That was quite a little drama that erupted just before the Ontario Liberal government’s first minority budget was finally passed. Most of us in the public are unaccustomed to seeing the Liberals take the offensive and attack other parties and their leaders. The tone of stridency that came from Premier Dalton McGuinty and Finance Minister Dwight Duncan charging that New Democratic Party (NDP) leader Andrea Horwath was going back on her word to support the budget had a sound of desperation.
Here’s McGuinty: “The NDP turned their backs – yet again – on an agreement to pass our budget. They joined forces with the PCs to gut the government’s budget bill. The consequences of the NDP’s latest backtrack would hurt our economy when what it needs most is stability and certainty. Andrea Horwath and her party have, for the second time, broken their word about passing this budget.”
Duncan then built on the rhetoric, calling Horwath someone who “can’t be trusted”.
Was this all just political grandstanding for their respective supporters?
The Liberals charged that the changes the NDP were seeking to make in order to gain its support for this budget would have disrupted the government’s schedule for paying down the deficit, a matter of some importance since the government continues to spend more than it takes in.
To put it kindly, there seemed to have been some misunderstanding between McGuinty and Horwath over their agreement to gain the NDP’s support for the budget. In fact, during the first round of voting, the NDP abstained rather than vote in support of the budget after the Liberals made concessions the NDP demanded, such as an additional tax on Ontarians making over $500,000.
While ordinary people’s daily lives are affected by the decisions these politicians make as they cut services here and there and seek to take more revenue through taxes and fees, many are also frustrated when they see these political games being played out.
While the Liberal and NDP camps where driving up the rhetoric, Conservative leader Tim Hudak, who did side with the NDP in its attempt to extract further concessions from the government prior to the final vote, was playing his own game of refusing to get involved in the process claiming that the budget didn’t go far enough to create ‘jobs, jobs, jobs’ as if that has ever been truly a central plank of conservative policy.
In fact, Hudak’s behaviour did more to present him as being outside the loop while the other two parties, as messy as things were, made the effort to get the budget passed in order to avoid an election.
Minority governments are usually not bad for the electorate which can benefit from the compromises governments have to make to get their agenda through parliament.
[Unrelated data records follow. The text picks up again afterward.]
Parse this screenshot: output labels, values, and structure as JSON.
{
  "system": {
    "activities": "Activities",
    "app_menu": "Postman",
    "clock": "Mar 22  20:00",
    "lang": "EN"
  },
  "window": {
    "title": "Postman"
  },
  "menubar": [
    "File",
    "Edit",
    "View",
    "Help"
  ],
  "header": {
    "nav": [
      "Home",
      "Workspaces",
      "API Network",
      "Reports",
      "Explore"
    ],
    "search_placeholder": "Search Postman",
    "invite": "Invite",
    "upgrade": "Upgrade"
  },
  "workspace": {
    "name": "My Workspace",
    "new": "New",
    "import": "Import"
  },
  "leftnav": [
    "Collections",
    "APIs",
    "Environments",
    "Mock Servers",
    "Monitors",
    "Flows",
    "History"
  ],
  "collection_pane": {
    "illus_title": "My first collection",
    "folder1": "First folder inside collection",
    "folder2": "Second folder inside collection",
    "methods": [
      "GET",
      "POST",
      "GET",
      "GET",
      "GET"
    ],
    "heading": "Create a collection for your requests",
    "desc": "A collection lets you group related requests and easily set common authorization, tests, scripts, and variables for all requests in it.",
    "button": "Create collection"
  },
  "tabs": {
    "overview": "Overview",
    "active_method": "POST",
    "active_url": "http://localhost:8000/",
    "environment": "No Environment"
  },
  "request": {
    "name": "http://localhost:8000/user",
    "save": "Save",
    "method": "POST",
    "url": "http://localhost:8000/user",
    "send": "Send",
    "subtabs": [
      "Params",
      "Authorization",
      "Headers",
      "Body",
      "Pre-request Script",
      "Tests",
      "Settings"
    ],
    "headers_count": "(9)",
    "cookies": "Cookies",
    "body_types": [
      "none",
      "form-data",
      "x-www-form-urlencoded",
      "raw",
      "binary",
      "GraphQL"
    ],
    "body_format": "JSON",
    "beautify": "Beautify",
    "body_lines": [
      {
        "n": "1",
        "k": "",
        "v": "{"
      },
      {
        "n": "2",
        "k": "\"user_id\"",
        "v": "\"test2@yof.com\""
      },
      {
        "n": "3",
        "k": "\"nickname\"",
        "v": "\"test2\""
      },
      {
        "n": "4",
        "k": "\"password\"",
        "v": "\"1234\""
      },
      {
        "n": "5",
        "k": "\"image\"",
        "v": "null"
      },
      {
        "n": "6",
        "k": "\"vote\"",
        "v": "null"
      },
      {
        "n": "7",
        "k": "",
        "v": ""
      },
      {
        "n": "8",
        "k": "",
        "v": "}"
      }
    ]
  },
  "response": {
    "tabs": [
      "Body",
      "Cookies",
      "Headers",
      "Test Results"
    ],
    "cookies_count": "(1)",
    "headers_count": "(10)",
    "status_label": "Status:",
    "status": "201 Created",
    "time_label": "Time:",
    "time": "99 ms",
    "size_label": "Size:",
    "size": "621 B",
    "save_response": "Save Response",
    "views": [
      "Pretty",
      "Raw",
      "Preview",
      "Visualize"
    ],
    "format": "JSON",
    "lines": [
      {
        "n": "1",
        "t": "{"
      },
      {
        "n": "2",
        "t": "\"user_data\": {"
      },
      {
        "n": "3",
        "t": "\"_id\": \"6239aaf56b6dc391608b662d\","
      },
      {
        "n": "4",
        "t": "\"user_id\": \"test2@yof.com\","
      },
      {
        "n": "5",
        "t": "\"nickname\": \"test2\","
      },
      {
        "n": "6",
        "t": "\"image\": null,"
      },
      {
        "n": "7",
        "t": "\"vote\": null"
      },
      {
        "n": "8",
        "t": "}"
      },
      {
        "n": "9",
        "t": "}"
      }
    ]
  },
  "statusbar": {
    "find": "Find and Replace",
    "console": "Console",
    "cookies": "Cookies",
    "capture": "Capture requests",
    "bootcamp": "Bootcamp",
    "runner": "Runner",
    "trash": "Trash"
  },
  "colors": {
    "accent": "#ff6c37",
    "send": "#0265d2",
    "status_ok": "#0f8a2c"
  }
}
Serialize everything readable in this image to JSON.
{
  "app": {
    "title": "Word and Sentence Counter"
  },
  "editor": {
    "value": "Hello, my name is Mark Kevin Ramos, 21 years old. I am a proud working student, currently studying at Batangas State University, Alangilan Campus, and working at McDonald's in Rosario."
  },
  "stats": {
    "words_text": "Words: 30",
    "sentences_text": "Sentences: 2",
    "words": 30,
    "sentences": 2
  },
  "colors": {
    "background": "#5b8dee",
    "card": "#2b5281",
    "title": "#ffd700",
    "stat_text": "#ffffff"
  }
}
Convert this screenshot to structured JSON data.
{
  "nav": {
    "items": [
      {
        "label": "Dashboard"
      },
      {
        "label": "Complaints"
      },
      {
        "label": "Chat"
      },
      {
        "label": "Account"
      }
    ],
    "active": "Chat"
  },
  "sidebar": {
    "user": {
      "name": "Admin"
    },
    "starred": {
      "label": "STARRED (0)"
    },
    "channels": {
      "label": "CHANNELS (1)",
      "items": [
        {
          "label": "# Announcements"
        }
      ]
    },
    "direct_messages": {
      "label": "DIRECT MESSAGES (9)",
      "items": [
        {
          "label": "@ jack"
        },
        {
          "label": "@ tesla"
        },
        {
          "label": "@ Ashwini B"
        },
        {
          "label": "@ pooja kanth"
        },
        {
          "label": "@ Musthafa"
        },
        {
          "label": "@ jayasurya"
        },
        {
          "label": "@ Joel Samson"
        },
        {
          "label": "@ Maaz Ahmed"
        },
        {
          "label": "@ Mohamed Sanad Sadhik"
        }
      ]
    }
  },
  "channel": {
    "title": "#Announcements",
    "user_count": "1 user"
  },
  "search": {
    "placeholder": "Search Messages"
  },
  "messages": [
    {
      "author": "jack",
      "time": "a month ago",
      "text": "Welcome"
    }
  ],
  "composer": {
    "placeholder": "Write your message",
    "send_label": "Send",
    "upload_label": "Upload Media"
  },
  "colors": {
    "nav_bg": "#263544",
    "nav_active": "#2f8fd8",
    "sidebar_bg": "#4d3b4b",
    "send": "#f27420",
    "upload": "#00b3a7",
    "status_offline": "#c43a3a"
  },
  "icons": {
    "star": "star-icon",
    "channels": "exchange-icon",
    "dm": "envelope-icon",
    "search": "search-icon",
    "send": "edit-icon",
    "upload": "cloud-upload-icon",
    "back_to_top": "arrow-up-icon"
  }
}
When the federal Conservative government were in a minority, the NDP, led by the late Jack Layton, was able to get some significant policy approved, for example in the protection of seniors, while agreeing to support Conservative budgets. But the provincial Liberals haven’t had much practice in compromise, having spent the previous seven years as a majority government.
McGuinty’s tactic of threatening to send Ontarians back to the polls if he does not get his way, will only work for so long. He will have to work harder at the art of compromise in order to gain the support of the other parties in the future.
Unless, of course, he really wants to call another election.
A note on Euro Cup diversity…
It’s called the Euro Cup but if the teams on the soccer field represent a microcosm of Europe then we have to see that Europeans today comes in many hues. Can hardly wait for the World Cup in 2014. In the meantime: Go Italy!